6. If an exposure to gadolinium occurs in CKD 4 or 5 or AKI patient (not on dialysis), an individualized approach should be undertaken when considering temporary catheter placement and initiation of hemodialysis

The FDA has sent out several alerts since June 2006, the most recent in May 2007.30, 4446 In its Information for Healthcare Professionals alert, the FDA outlines recommendations. These are included in our final recommendations shown in Table 3.30 Those with a recent liver transplant, or those with chronic liver disease, who have associated kidney insufficiency of any severity, have also been identified by the FDA as an at risk group. This is based on reports of NSF occurring more commonly in patients with AKI who have these underlying conditions.47

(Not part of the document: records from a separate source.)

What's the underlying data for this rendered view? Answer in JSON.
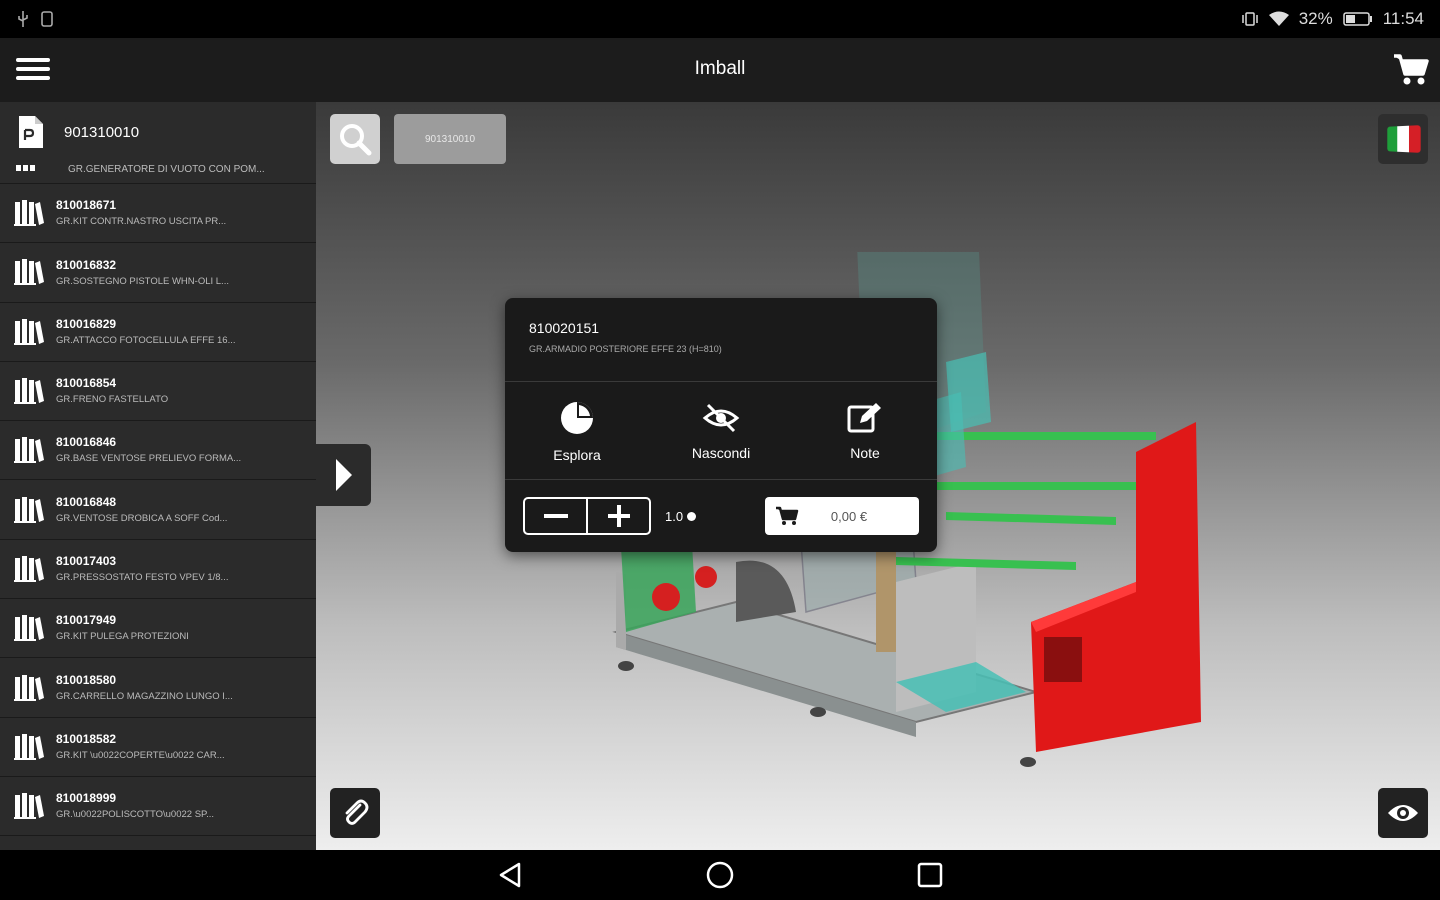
{
  "status_bar": {
    "battery": "32%",
    "time": "11:54",
    "icons": [
      "usb-icon",
      "sim-icon",
      "vibrate-icon",
      "wifi-icon",
      "battery-icon"
    ]
  },
  "app_bar": {
    "title": "Imball",
    "menu_icon": "hamburger-menu-icon",
    "cart_icon": "cart-icon"
  },
  "sidebar": {
    "header": {
      "code": "901310010",
      "icon": "document-icon"
    },
    "partial_item": {
      "desc": "GR.GENERATORE DI VUOTO CON POM..."
    },
    "items": [
      {
        "code": "810018671",
        "desc": "GR.KIT CONTR.NASTRO USCITA PR..."
      },
      {
        "code": "810016832",
        "desc": "GR.SOSTEGNO PISTOLE WHN-OLI L..."
      },
      {
        "code": "810016829",
        "desc": "GR.ATTACCO FOTOCELLULA EFFE 16..."
      },
      {
        "code": "810016854",
        "desc": "GR.FRENO FASTELLATO"
      },
      {
        "code": "810016846",
        "desc": "GR.BASE VENTOSE PRELIEVO FORMA..."
      },
      {
        "code": "810016848",
        "desc": "GR.VENTOSE DROBICA A SOFF Cod..."
      },
      {
        "code": "810017403",
        "desc": "GR.PRESSOSTATO FESTO VPEV 1/8..."
      },
      {
        "code": "810017949",
        "desc": "GR.KIT PULEGA PROTEZIONI"
      },
      {
        "code": "810018580",
        "desc": "GR.CARRELLO MAGAZZINO LUNGO I..."
      },
      {
        "code": "810018582",
        "desc": "GR.KIT \\u0022COPERTE\\u0022 CAR..."
      },
      {
        "code": "810018999",
        "desc": "GR.\\u0022POLISCOTTO\\u0022 SP..."
      }
    ]
  },
  "viewport": {
    "search_chip": "901310010",
    "flag": "italy-flag-icon"
  },
  "popup": {
    "code": "810020151",
    "desc": "GR.ARMADIO POSTERIORE EFFE 23 (H=810)",
    "actions": [
      {
        "label": "Esplora",
        "icon": "pie-chart-icon"
      },
      {
        "label": "Nascondi",
        "icon": "eye-slash-icon"
      },
      {
        "label": "Note",
        "icon": "edit-note-icon"
      }
    ],
    "quantity": "1.0",
    "price": "0,00 €"
  },
  "colors": {
    "appbar_bg": "#1c1c1c",
    "sidebar_bg": "#2b2b2b",
    "popup_bg": "#1a1a1a",
    "machine_red": "#e01818",
    "machine_green": "#3cb043"
  }
}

With the high and increasing rates of AKI, CKD and ESRD seen among hospitalized patients,48 the need for vigilance when obtaining imaging with GBC agents becomes particularly important in the inpatient setting. As a preventable disease, it is incumbent upon us to fully understand the risk factors and potential pitfalls that may result in a patient exposed to these agents. The hospitalist has the unique role of acting as a firewall between the patient and the imaging study that may put him or her at risk for this devastating disorder.

Identification of GBC as a major culprit in the development of NSF and hence avoidance of this agent in those at the highest risk is expected to reduce the incidence of NSF. It is likely that the future will bring further understanding of the underlying mechanisms of gadolinium‐induced NSF and with this understanding, even safer strategies for GBC usage. However, until safer contrast agents become available, avoidance of GBC exposure in those with advanced acute or CKD remains our most important defense.


   Comments ()